### [Excerpts from an interface dataset]
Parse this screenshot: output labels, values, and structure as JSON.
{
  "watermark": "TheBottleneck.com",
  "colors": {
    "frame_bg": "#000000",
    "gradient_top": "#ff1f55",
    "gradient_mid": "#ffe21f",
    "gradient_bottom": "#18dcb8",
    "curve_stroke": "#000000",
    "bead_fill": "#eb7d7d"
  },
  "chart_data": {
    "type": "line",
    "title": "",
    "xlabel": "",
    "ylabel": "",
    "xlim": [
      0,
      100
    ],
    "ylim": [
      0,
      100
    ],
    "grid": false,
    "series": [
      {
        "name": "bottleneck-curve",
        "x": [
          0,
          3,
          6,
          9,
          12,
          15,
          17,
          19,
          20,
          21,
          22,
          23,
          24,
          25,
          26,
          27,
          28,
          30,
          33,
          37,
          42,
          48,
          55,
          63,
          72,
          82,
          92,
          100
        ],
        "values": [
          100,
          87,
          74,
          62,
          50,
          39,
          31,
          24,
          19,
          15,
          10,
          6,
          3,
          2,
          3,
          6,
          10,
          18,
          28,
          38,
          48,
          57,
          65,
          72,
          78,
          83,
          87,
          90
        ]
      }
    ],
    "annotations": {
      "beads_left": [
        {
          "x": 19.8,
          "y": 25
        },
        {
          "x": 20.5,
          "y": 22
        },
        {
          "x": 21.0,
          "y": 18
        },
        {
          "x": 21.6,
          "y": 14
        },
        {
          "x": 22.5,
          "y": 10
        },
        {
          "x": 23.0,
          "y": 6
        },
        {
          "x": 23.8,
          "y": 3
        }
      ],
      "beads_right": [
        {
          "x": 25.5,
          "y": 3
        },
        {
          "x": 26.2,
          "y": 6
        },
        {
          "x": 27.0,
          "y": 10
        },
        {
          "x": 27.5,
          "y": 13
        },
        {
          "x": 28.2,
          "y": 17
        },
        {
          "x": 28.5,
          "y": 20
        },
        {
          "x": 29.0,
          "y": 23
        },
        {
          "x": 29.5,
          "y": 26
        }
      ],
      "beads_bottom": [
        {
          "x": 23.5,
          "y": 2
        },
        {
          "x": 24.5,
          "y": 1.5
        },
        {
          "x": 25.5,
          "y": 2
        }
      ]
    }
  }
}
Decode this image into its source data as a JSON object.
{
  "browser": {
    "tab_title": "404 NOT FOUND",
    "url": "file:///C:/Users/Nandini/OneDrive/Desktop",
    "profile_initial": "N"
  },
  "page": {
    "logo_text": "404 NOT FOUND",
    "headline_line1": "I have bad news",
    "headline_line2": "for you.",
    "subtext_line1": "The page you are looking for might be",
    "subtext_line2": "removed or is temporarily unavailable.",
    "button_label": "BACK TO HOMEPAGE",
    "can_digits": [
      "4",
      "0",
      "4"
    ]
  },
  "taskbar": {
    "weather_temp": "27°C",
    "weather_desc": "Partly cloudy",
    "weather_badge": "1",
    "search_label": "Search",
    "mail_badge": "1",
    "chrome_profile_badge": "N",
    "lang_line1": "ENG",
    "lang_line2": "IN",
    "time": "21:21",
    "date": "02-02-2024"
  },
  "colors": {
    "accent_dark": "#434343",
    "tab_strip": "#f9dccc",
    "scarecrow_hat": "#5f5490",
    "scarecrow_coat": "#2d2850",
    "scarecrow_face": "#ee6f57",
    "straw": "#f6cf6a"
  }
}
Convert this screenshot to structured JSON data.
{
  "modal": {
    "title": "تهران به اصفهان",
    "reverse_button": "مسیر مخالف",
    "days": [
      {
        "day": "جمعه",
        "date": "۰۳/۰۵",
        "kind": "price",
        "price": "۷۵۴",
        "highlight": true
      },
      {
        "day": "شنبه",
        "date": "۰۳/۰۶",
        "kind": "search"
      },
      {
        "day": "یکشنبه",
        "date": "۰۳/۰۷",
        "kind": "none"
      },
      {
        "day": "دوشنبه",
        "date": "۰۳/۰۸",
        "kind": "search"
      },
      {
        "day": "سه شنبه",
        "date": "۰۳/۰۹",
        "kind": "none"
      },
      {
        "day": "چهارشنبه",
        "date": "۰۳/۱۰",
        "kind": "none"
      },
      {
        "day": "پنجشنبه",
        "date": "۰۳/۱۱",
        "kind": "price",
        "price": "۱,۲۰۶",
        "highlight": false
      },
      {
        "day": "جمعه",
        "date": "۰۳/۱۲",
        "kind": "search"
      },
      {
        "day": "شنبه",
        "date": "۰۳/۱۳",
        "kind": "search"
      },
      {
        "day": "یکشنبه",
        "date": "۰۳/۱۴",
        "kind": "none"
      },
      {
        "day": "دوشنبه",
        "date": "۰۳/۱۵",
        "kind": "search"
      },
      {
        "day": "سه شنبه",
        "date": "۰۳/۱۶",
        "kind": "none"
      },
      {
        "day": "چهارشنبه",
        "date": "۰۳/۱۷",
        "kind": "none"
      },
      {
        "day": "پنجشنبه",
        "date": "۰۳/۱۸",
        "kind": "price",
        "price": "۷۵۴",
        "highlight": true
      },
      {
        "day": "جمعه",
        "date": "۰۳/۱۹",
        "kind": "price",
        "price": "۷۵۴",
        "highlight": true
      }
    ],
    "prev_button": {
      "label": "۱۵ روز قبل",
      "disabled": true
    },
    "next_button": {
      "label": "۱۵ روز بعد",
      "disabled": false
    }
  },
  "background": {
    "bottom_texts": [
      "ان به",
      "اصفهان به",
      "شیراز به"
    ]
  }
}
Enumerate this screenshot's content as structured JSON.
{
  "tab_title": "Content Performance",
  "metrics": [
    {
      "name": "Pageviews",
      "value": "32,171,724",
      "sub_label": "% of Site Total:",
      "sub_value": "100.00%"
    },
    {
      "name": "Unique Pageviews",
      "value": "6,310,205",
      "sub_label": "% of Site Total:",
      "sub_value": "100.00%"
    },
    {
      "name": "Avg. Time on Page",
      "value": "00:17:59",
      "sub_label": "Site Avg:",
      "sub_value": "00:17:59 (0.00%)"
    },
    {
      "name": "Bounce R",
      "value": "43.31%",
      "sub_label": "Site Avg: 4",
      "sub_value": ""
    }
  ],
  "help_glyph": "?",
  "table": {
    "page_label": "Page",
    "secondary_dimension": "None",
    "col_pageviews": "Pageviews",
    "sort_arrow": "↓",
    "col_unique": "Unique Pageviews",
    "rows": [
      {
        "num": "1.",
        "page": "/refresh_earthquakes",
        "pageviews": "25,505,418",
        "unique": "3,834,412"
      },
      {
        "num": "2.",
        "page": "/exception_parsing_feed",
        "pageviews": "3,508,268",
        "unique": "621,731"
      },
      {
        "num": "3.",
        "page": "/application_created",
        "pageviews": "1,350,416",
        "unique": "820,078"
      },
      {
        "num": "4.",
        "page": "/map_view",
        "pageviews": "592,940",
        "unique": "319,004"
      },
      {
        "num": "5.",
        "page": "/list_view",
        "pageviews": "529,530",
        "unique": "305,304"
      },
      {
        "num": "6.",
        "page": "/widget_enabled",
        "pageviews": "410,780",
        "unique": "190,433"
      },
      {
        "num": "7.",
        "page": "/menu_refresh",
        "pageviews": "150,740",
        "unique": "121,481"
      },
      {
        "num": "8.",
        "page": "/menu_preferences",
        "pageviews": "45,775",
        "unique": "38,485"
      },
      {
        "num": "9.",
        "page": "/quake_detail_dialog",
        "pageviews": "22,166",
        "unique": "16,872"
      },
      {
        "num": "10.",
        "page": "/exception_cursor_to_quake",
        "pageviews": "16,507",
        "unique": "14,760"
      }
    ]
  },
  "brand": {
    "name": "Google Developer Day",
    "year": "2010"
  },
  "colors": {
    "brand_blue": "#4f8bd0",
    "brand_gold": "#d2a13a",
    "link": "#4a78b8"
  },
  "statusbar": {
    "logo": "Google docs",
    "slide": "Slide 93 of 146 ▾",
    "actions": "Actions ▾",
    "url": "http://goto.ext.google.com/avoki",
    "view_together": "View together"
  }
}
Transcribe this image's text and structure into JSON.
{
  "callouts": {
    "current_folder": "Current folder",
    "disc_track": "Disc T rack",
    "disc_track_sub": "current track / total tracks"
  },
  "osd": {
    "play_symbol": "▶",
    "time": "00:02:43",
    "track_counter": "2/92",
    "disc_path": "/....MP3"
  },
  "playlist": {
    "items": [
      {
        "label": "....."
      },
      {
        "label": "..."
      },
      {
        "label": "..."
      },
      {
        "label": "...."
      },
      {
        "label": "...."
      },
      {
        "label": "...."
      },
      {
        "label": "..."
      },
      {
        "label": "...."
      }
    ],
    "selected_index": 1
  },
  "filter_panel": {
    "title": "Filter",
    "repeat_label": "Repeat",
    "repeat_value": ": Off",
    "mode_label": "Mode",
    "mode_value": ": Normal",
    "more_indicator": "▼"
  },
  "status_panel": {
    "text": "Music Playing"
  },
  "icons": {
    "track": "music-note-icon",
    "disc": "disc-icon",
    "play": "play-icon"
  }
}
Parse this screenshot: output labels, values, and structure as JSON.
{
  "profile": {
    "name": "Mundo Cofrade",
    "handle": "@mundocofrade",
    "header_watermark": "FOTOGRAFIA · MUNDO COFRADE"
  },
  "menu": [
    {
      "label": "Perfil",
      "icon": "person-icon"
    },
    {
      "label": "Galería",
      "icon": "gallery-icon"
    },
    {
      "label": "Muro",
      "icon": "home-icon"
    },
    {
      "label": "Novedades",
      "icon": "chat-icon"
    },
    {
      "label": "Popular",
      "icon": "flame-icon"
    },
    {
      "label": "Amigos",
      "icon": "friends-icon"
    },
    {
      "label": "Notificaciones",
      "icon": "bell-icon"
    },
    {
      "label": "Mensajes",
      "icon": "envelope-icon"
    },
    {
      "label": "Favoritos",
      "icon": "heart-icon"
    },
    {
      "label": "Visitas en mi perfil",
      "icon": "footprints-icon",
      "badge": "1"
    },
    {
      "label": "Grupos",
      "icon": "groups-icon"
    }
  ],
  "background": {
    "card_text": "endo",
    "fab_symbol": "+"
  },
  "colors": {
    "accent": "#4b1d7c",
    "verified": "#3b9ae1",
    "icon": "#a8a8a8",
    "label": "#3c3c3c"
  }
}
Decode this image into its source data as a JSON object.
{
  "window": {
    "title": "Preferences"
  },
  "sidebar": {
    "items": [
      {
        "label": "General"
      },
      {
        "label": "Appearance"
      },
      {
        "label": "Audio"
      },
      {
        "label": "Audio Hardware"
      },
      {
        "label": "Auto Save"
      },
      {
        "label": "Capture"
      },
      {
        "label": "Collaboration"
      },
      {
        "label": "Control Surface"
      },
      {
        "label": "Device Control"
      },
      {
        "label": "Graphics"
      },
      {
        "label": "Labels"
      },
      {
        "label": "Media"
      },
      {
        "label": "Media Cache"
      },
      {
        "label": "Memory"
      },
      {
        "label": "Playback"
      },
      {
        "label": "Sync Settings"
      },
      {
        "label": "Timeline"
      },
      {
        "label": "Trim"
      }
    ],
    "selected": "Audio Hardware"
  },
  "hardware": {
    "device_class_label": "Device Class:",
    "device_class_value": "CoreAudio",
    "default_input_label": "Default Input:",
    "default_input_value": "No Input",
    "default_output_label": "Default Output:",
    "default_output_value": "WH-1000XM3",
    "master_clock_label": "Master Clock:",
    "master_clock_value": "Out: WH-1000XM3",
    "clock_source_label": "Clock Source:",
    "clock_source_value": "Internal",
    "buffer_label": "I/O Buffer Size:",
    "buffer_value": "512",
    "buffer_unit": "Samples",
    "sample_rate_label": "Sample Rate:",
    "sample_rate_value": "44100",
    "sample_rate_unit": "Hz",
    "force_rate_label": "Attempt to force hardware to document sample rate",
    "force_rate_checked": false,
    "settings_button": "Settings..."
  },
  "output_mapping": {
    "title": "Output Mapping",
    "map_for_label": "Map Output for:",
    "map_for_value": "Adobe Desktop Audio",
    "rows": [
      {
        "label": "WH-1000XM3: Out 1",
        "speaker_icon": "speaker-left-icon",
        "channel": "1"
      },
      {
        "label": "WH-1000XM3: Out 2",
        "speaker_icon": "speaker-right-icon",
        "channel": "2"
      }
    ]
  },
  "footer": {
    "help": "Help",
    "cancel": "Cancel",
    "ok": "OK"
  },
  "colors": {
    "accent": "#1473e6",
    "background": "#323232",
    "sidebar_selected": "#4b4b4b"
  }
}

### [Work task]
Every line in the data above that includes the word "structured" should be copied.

### [Result below]
Convert this screenshot to structured JSON data.
Enumerate this screenshot's content as structured JSON.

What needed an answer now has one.